Task requirements.
Every line of the listing should be retyped exactly, but none of the pictures should be.
Dataset START
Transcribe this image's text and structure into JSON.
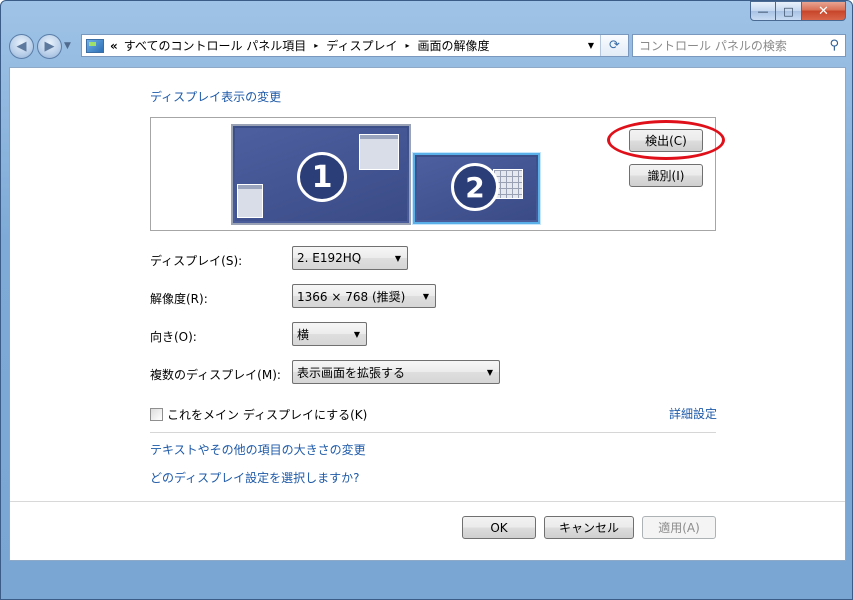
{
  "window": {
    "controls": {
      "minimize": "—",
      "maximize": "□",
      "close": "✕"
    }
  },
  "nav": {
    "back_icon": "back-arrow-icon",
    "forward_icon": "forward-arrow-icon",
    "address": {
      "prefix": "«",
      "crumbs": [
        "すべてのコントロール パネル項目",
        "ディスプレイ",
        "画面の解像度"
      ],
      "separator": "▸"
    },
    "search_placeholder": "コントロール パネルの検索"
  },
  "main": {
    "section_title": "ディスプレイ表示の変更",
    "monitors": [
      {
        "number": "1",
        "active": false
      },
      {
        "number": "2",
        "active": true
      }
    ],
    "detect_button": "検出(C)",
    "identify_button": "識別(I)",
    "fields": {
      "display": {
        "label": "ディスプレイ(S):",
        "value": "2. E192HQ"
      },
      "resolution": {
        "label": "解像度(R):",
        "value": "1366 × 768 (推奨)"
      },
      "orientation": {
        "label": "向き(O):",
        "value": "横"
      },
      "multiple": {
        "label": "複数のディスプレイ(M):",
        "value": "表示画面を拡張する"
      }
    },
    "main_display_checkbox": {
      "label": "これをメイン ディスプレイにする(K)",
      "checked": false
    },
    "advanced_link": "詳細設定",
    "links": [
      "テキストやその他の項目の大きさの変更",
      "どのディスプレイ設定を選択しますか?"
    ]
  },
  "footer": {
    "ok": "OK",
    "cancel": "キャンセル",
    "apply": "適用(A)"
  },
  "colors": {
    "link": "#1e5aa8",
    "highlight": "#e0101a",
    "monitor": "#3c4e88"
  }
}
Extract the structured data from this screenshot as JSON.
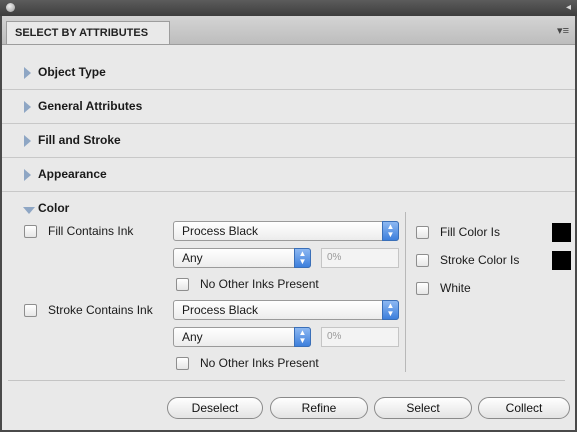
{
  "panel": {
    "tab_label": "SELECT BY ATTRIBUTES",
    "menu_icon": "panel-menu-icon"
  },
  "sections": [
    {
      "label": "Object Type",
      "expanded": false
    },
    {
      "label": "General Attributes",
      "expanded": false
    },
    {
      "label": "Fill and Stroke",
      "expanded": false
    },
    {
      "label": "Appearance",
      "expanded": false
    },
    {
      "label": "Color",
      "expanded": true
    }
  ],
  "color": {
    "fill_contains_ink": "Fill Contains Ink",
    "fill_ink_value": "Process Black",
    "fill_tint_value": "Any",
    "fill_percent": "0%",
    "fill_no_other_inks": "No Other Inks Present",
    "stroke_contains_ink": "Stroke Contains Ink",
    "stroke_ink_value": "Process Black",
    "stroke_tint_value": "Any",
    "stroke_percent": "0%",
    "stroke_no_other_inks": "No Other Inks Present",
    "fill_color_is": "Fill Color Is",
    "stroke_color_is": "Stroke Color Is",
    "white": "White",
    "fill_swatch_color": "#000000",
    "stroke_swatch_color": "#000000"
  },
  "buttons": {
    "deselect": "Deselect",
    "refine": "Refine",
    "select": "Select",
    "collect": "Collect"
  }
}
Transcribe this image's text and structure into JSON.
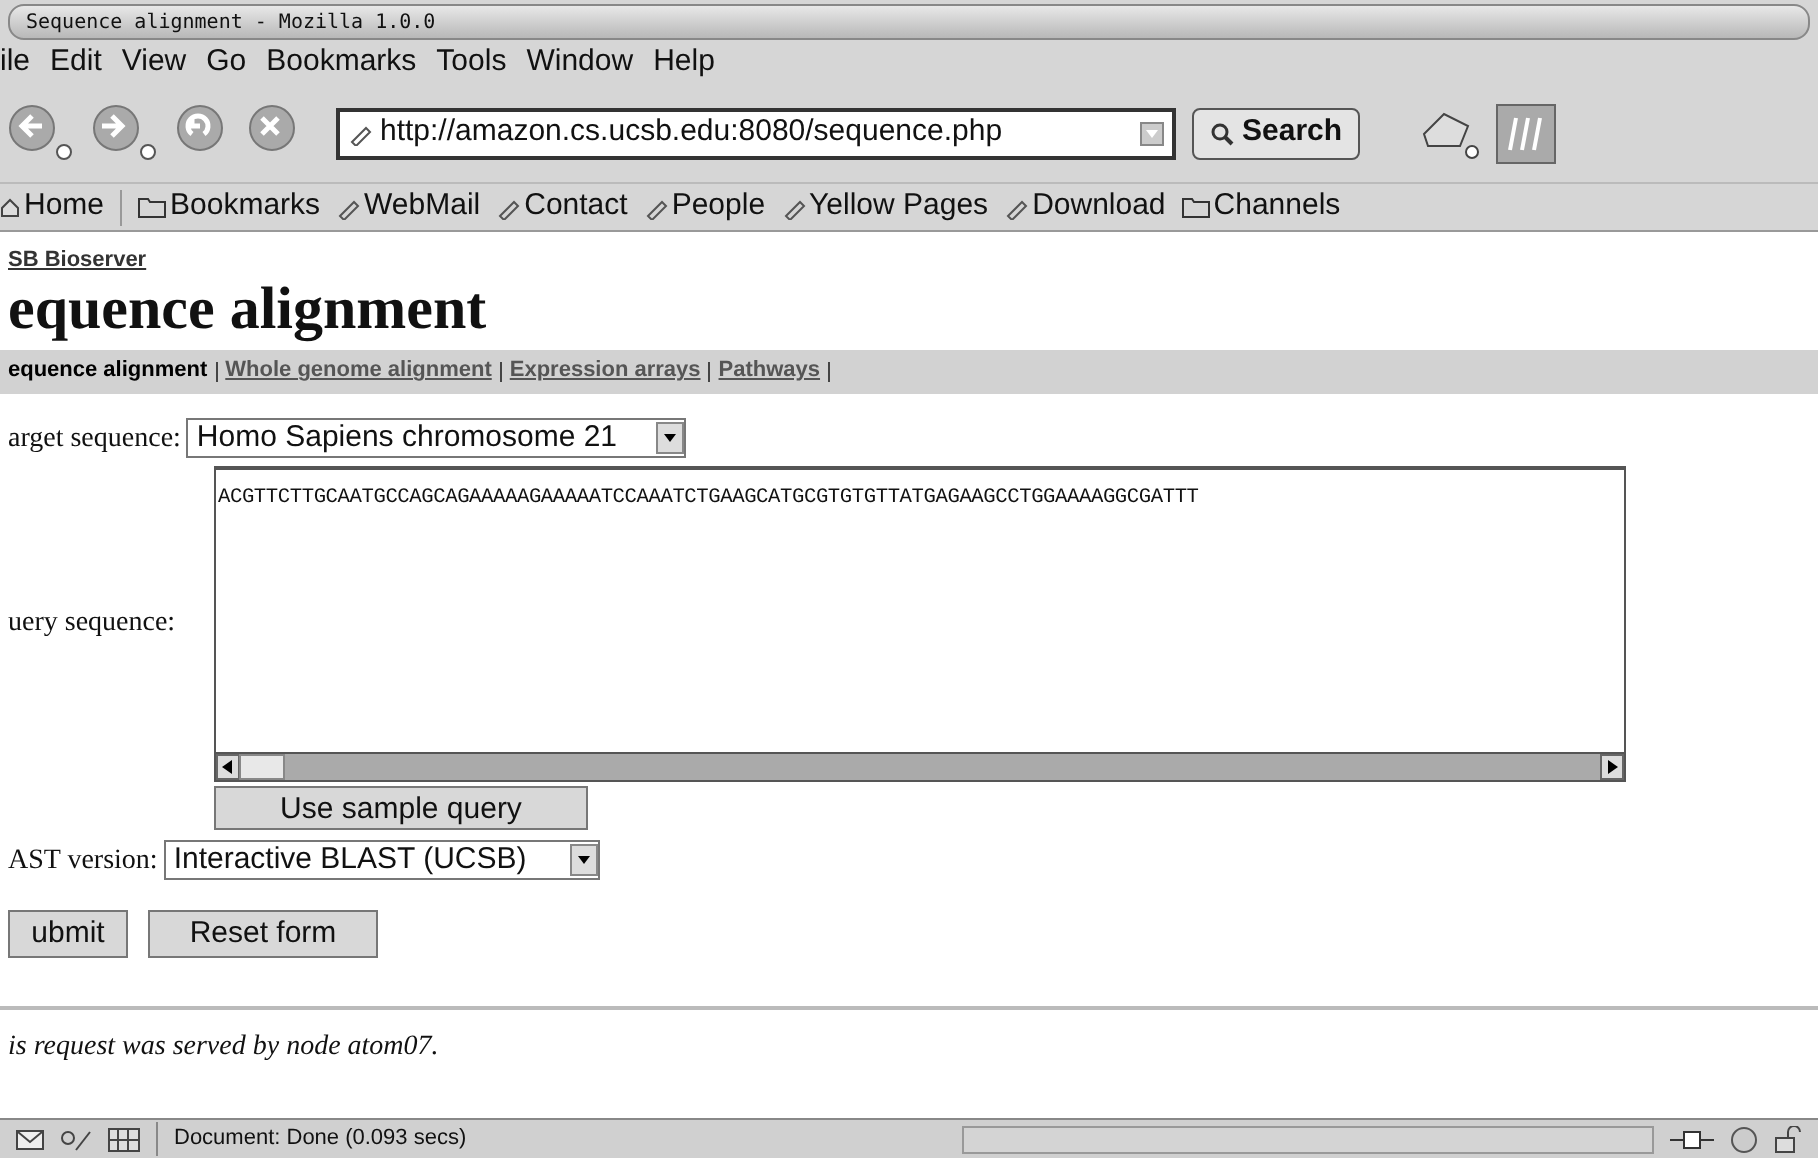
{
  "window": {
    "title": "Sequence alignment - Mozilla 1.0.0"
  },
  "menu": [
    "ile",
    "Edit",
    "View",
    "Go",
    "Bookmarks",
    "Tools",
    "Window",
    "Help"
  ],
  "toolbar": {
    "url": "http://amazon.cs.ucsb.edu:8080/sequence.php",
    "search_button": "Search"
  },
  "bookmarks": [
    {
      "kind": "home",
      "label": "Home"
    },
    {
      "kind": "folder",
      "label": "Bookmarks"
    },
    {
      "kind": "link",
      "label": "WebMail"
    },
    {
      "kind": "link",
      "label": "Contact"
    },
    {
      "kind": "link",
      "label": "People"
    },
    {
      "kind": "link",
      "label": "Yellow Pages"
    },
    {
      "kind": "link",
      "label": "Download"
    },
    {
      "kind": "folder",
      "label": "Channels"
    }
  ],
  "page": {
    "site_link": "SB Bioserver",
    "heading": "equence alignment",
    "nav": [
      {
        "label": "equence alignment",
        "selected": true
      },
      {
        "label": "Whole genome alignment",
        "selected": false
      },
      {
        "label": "Expression arrays",
        "selected": false
      },
      {
        "label": "Pathways",
        "selected": false
      }
    ],
    "target_label": "arget sequence:",
    "target_value": "Homo Sapiens chromosome 21",
    "query_label": "uery sequence:",
    "query_value": "ACGTTCTTGCAATGCCAGCAGAAAAAGAAAAATCCAAATCTGAAGCATGCGTGTGTTATGAGAAGCCTGGAAAAGGCGATTT",
    "sample_button": "Use sample query",
    "blast_label": "AST version:",
    "blast_value": "Interactive BLAST (UCSB)",
    "buttons": [
      "ubmit",
      "Reset form"
    ],
    "footer": "is request was served by node atom07."
  },
  "status_bar": {
    "text": "Document: Done (0.093 secs)"
  }
}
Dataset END
Answer for this exercise.
Transcribe this image's text and structure into JSON.
{
  "window": {
    "controls": {
      "minimize": "—",
      "maximize": "□",
      "close": "✕"
    }
  },
  "nav": {
    "back_icon": "back-arrow-icon",
    "forward_icon": "forward-arrow-icon",
    "address": {
      "prefix": "«",
      "crumbs": [
        "すべてのコントロール パネル項目",
        "ディスプレイ",
        "画面の解像度"
      ],
      "separator": "▸"
    },
    "search_placeholder": "コントロール パネルの検索"
  },
  "main": {
    "section_title": "ディスプレイ表示の変更",
    "monitors": [
      {
        "number": "1",
        "active": false
      },
      {
        "number": "2",
        "active": true
      }
    ],
    "detect_button": "検出(C)",
    "identify_button": "識別(I)",
    "fields": {
      "display": {
        "label": "ディスプレイ(S):",
        "value": "2. E192HQ"
      },
      "resolution": {
        "label": "解像度(R):",
        "value": "1366 × 768 (推奨)"
      },
      "orientation": {
        "label": "向き(O):",
        "value": "横"
      },
      "multiple": {
        "label": "複数のディスプレイ(M):",
        "value": "表示画面を拡張する"
      }
    },
    "main_display_checkbox": {
      "label": "これをメイン ディスプレイにする(K)",
      "checked": false
    },
    "advanced_link": "詳細設定",
    "links": [
      "テキストやその他の項目の大きさの変更",
      "どのディスプレイ設定を選択しますか?"
    ]
  },
  "footer": {
    "ok": "OK",
    "cancel": "キャンセル",
    "apply": "適用(A)"
  },
  "colors": {
    "link": "#1e5aa8",
    "highlight": "#e0101a",
    "monitor": "#3c4e88"
  }
}
Extract the structured data from this screenshot as JSON.
{
  "panel": {
    "tab_label": "SELECT BY ATTRIBUTES",
    "menu_icon": "panel-menu-icon"
  },
  "sections": [
    {
      "label": "Object Type",
      "expanded": false
    },
    {
      "label": "General Attributes",
      "expanded": false
    },
    {
      "label": "Fill and Stroke",
      "expanded": false
    },
    {
      "label": "Appearance",
      "expanded": false
    },
    {
      "label": "Color",
      "expanded": true
    }
  ],
  "color": {
    "fill_contains_ink": "Fill Contains Ink",
    "fill_ink_value": "Process Black",
    "fill_tint_value": "Any",
    "fill_percent": "0%",
    "fill_no_other_inks": "No Other Inks Present",
    "stroke_contains_ink": "Stroke Contains Ink",
    "stroke_ink_value": "Process Black",
    "stroke_tint_value": "Any",
    "stroke_percent": "0%",
    "stroke_no_other_inks": "No Other Inks Present",
    "fill_color_is": "Fill Color Is",
    "stroke_color_is": "Stroke Color Is",
    "white": "White",
    "fill_swatch_color": "#000000",
    "stroke_swatch_color": "#000000"
  },
  "buttons": {
    "deselect": "Deselect",
    "refine": "Refine",
    "select": "Select",
    "collect": "Collect"
  }
}
Transcribe this image's text and structure into JSON.
{
  "window": {
    "title": "Sequence alignment - Mozilla 1.0.0"
  },
  "menu": [
    "ile",
    "Edit",
    "View",
    "Go",
    "Bookmarks",
    "Tools",
    "Window",
    "Help"
  ],
  "toolbar": {
    "url": "http://amazon.cs.ucsb.edu:8080/sequence.php",
    "search_button": "Search"
  },
  "bookmarks": [
    {
      "kind": "home",
      "label": "Home"
    },
    {
      "kind": "folder",
      "label": "Bookmarks"
    },
    {
      "kind": "link",
      "label": "WebMail"
    },
    {
      "kind": "link",
      "label": "Contact"
    },
    {
      "kind": "link",
      "label": "People"
    },
    {
      "kind": "link",
      "label": "Yellow Pages"
    },
    {
      "kind": "link",
      "label": "Download"
    },
    {
      "kind": "folder",
      "label": "Channels"
    }
  ],
  "page": {
    "site_link": "SB Bioserver",
    "heading": "equence alignment",
    "nav": [
      {
        "label": "equence alignment",
        "selected": true
      },
      {
        "label": "Whole genome alignment",
        "selected": false
      },
      {
        "label": "Expression arrays",
        "selected": false
      },
      {
        "label": "Pathways",
        "selected": false
      }
    ],
    "target_label": "arget sequence:",
    "target_value": "Homo Sapiens chromosome 21",
    "query_label": "uery sequence:",
    "query_value": "ACGTTCTTGCAATGCCAGCAGAAAAAGAAAAATCCAAATCTGAAGCATGCGTGTGTTATGAGAAGCCTGGAAAAGGCGATTT",
    "sample_button": "Use sample query",
    "blast_label": "AST version:",
    "blast_value": "Interactive BLAST (UCSB)",
    "buttons": [
      "ubmit",
      "Reset form"
    ],
    "footer": "is request was served by node atom07."
  },
  "status_bar": {
    "text": "Document: Done (0.093 secs)"
  }
}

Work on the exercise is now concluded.